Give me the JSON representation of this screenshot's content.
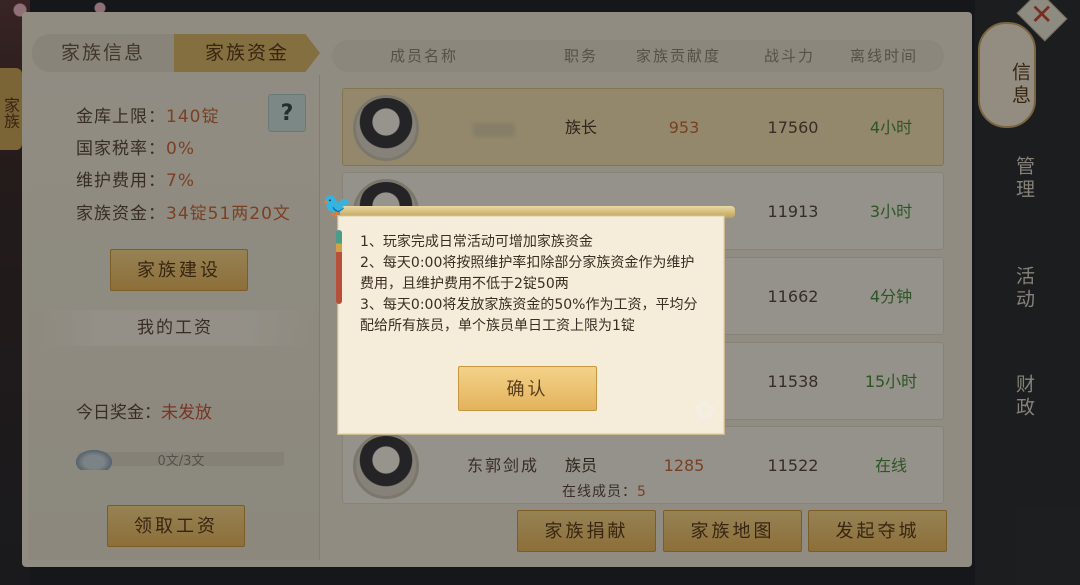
{
  "left_side_tab": "家族",
  "tabs": {
    "info": "家族信息",
    "funds": "家族资金"
  },
  "funds": {
    "vault_limit_label": "金库上限：",
    "vault_limit_value": "140锭",
    "tax_label": "国家税率：",
    "tax_value": "0%",
    "maintenance_label": "维护费用：",
    "maintenance_value": "7%",
    "family_funds_label": "家族资金：",
    "family_funds_value": "34锭51两20文",
    "help_label": "?",
    "build_button": "家族建设",
    "my_salary_title": "我的工资",
    "bonus_label": "今日奖金：",
    "bonus_value": "未发放",
    "salary_progress_text": "0文/3文",
    "salary_progress": 0,
    "claim_button": "领取工资"
  },
  "list": {
    "headers": {
      "name": "成员名称",
      "title": "职务",
      "contribution": "家族贡献度",
      "power": "战斗力",
      "offline": "离线时间"
    },
    "rows": [
      {
        "name": "",
        "title": "族长",
        "contribution": "953",
        "power": "17560",
        "offline": "4小时"
      },
      {
        "name": "",
        "title": "",
        "contribution": "",
        "power": "11913",
        "offline": "3小时"
      },
      {
        "name": "",
        "title": "",
        "contribution": "",
        "power": "11662",
        "offline": "4分钟"
      },
      {
        "name": "",
        "title": "",
        "contribution": "",
        "power": "11538",
        "offline": "15小时"
      },
      {
        "name": "东郭剑成",
        "title": "族员",
        "contribution": "1285",
        "power": "11522",
        "offline": "在线"
      }
    ],
    "online_label": "在线成员：",
    "online_value": "5"
  },
  "bottom_buttons": {
    "donate": "家族捐献",
    "map": "家族地图",
    "siege": "发起夺城"
  },
  "right_menu": {
    "info": "信息",
    "manage": "管理",
    "activity": "活动",
    "finance": "财政"
  },
  "close_label": "✕",
  "dialog": {
    "text": "1、玩家完成日常活动可增加家族资金\n2、每天0:00将按照维护率扣除部分家族资金作为维护费用，且维护费用不低于2锭50两\n3、每天0:00将发放家族资金的50%作为工资，平均分配给所有族员，单个族员单日工资上限为1锭",
    "confirm_button": "确认"
  }
}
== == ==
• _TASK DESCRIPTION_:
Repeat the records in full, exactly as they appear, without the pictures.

• _PROBLEM SOLUTION_:
Give me the JSON representation of this screenshot's content.
{
  "left_side_tab": "家族",
  "tabs": {
    "info": "家族信息",
    "funds": "家族资金"
  },
  "funds": {
    "vault_limit_label": "金库上限：",
    "vault_limit_value": "140锭",
    "tax_label": "国家税率：",
    "tax_value": "0%",
    "maintenance_label": "维护费用：",
    "maintenance_value": "7%",
    "family_funds_label": "家族资金：",
    "family_funds_value": "34锭51两20文",
    "help_label": "?",
    "build_button": "家族建设",
    "my_salary_title": "我的工资",
    "bonus_label": "今日奖金：",
    "bonus_value": "未发放",
    "salary_progress_text": "0文/3文",
    "salary_progress": 0,
    "claim_button": "领取工资"
  },
  "list": {
    "headers": {
      "name": "成员名称",
      "title": "职务",
      "contribution": "家族贡献度",
      "power": "战斗力",
      "offline": "离线时间"
    },
    "rows": [
      {
        "name": "",
        "title": "族长",
        "contribution": "953",
        "power": "17560",
        "offline": "4小时"
      },
      {
        "name": "",
        "title": "",
        "contribution": "",
        "power": "11913",
        "offline": "3小时"
      },
      {
        "name": "",
        "title": "",
        "contribution": "",
        "power": "11662",
        "offline": "4分钟"
      },
      {
        "name": "",
        "title": "",
        "contribution": "",
        "power": "11538",
        "offline": "15小时"
      },
      {
        "name": "东郭剑成",
        "title": "族员",
        "contribution": "1285",
        "power": "11522",
        "offline": "在线"
      }
    ],
    "online_label": "在线成员：",
    "online_value": "5"
  },
  "bottom_buttons": {
    "donate": "家族捐献",
    "map": "家族地图",
    "siege": "发起夺城"
  },
  "right_menu": {
    "info": "信息",
    "manage": "管理",
    "activity": "活动",
    "finance": "财政"
  },
  "close_label": "✕",
  "dialog": {
    "text": "1、玩家完成日常活动可增加家族资金\n2、每天0:00将按照维护率扣除部分家族资金作为维护费用，且维护费用不低于2锭50两\n3、每天0:00将发放家族资金的50%作为工资，平均分配给所有族员，单个族员单日工资上限为1锭",
    "confirm_button": "确认"
  }
}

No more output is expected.